Task statement.
Every line in the material below that includes "Qtcode" should be copied.

▬▬▬▬▬▬▬▬▬▬

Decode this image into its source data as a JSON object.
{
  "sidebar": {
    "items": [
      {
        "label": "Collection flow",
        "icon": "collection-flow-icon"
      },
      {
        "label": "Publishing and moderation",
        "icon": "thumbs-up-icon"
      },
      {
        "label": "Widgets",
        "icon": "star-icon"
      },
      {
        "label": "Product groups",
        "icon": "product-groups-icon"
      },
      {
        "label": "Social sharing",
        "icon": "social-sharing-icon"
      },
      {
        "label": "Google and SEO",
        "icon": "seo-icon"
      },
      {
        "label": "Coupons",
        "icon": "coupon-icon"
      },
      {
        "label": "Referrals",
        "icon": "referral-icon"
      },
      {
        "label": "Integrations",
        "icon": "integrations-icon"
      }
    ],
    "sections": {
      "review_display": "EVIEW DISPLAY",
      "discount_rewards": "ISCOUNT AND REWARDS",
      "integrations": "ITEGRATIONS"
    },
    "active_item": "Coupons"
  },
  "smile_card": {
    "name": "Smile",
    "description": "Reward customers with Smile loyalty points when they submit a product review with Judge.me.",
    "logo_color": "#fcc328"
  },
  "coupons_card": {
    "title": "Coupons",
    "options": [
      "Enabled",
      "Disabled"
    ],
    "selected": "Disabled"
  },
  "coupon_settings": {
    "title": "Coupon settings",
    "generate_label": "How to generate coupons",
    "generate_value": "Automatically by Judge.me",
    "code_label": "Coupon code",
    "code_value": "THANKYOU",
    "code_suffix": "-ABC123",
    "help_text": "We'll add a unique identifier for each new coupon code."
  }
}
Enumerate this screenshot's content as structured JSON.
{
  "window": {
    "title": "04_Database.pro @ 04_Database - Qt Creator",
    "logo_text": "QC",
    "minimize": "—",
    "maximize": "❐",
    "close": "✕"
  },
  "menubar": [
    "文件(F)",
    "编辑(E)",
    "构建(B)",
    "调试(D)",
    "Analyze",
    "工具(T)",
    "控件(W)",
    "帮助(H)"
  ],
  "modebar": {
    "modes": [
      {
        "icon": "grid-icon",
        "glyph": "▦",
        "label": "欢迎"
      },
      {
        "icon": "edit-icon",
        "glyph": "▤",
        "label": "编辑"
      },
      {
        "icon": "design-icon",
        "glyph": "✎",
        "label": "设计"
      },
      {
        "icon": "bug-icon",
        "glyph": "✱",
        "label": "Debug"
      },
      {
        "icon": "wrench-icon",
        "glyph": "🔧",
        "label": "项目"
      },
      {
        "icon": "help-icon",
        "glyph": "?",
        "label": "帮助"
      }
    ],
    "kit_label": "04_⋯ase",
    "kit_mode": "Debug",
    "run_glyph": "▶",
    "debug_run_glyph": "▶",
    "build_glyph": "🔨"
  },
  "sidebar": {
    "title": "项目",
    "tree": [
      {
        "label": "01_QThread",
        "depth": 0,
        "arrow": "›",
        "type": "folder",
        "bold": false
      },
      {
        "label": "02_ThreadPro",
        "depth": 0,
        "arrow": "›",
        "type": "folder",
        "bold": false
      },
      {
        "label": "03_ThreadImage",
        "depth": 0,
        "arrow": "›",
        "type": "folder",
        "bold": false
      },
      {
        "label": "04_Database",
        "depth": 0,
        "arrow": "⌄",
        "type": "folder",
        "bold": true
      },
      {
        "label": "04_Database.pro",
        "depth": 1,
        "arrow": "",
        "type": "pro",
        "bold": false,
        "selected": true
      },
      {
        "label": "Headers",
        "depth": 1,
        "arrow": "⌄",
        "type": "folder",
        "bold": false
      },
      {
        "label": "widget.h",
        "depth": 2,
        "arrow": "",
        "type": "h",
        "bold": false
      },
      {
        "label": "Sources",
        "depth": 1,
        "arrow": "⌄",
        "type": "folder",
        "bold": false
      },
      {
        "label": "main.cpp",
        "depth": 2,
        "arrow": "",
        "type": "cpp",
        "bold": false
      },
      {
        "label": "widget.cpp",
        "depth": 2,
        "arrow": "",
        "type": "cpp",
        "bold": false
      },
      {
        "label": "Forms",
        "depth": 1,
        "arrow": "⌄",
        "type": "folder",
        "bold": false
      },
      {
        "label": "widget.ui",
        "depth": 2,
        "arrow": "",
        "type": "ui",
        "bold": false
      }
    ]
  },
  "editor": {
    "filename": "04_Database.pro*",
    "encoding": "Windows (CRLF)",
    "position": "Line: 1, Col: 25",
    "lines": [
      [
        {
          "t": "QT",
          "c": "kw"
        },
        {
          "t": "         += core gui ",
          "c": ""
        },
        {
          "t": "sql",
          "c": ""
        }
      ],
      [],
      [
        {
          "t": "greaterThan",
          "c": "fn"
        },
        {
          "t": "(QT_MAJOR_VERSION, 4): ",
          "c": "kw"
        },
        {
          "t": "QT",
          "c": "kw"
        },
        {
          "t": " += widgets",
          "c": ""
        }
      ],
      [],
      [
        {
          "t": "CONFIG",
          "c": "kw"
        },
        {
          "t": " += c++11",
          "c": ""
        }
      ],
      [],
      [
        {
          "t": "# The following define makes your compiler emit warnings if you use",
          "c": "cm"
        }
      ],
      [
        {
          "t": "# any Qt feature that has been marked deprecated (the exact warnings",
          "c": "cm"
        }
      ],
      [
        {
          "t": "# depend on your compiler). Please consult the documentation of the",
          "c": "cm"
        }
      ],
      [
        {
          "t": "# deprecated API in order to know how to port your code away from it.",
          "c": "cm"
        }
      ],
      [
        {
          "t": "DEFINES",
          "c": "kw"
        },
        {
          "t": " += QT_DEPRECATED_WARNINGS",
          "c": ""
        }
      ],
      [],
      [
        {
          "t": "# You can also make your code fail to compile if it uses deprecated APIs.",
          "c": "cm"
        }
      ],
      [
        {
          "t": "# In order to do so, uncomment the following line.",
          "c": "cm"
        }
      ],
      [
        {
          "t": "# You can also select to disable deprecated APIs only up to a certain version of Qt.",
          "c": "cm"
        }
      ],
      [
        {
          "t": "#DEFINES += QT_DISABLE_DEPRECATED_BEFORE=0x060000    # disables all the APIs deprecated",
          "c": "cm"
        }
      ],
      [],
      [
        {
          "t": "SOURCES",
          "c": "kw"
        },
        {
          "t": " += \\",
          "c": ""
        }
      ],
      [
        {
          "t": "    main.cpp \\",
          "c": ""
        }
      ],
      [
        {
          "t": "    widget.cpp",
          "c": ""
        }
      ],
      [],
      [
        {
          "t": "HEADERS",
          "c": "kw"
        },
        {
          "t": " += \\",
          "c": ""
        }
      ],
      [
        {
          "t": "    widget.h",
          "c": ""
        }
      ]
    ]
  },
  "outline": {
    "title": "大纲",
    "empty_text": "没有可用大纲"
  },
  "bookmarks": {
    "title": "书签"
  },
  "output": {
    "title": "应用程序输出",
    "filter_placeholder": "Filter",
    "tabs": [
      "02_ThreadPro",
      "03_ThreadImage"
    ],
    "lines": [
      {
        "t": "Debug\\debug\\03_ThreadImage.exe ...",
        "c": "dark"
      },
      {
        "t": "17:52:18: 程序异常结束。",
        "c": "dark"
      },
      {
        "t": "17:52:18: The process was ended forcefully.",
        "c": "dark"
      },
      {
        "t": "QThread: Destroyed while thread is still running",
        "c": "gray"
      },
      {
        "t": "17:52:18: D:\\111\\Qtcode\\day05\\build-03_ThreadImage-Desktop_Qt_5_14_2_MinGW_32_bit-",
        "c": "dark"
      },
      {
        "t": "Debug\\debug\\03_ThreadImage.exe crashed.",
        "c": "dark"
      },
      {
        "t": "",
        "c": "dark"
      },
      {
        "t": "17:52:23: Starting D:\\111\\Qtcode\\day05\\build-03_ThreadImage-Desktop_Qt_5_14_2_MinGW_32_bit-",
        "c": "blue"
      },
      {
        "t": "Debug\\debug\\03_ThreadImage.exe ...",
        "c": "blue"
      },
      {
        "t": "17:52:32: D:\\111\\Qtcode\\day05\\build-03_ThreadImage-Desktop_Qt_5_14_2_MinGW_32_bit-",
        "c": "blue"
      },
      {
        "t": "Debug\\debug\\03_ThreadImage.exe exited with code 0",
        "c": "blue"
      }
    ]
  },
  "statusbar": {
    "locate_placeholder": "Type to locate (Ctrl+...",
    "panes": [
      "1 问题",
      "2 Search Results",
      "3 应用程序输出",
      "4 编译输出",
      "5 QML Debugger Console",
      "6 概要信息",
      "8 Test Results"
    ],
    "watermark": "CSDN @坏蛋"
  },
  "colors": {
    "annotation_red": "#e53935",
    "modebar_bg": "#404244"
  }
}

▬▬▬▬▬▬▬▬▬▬

Solution.
        "t": "17:52:18: D:\\111\\Qtcode\\day05\\build-03_ThreadImage-Desktop_Qt_5_14_2_MinGW_32_bit-",
        "t": "17:52:23: Starting D:\\111\\Qtcode\\day05\\build-03_ThreadImage-Desktop_Qt_5_14_2_MinGW_32_bit-",
        "t": "17:52:32: D:\\111\\Qtcode\\day05\\build-03_ThreadImage-Desktop_Qt_5_14_2_MinGW_32_bit-",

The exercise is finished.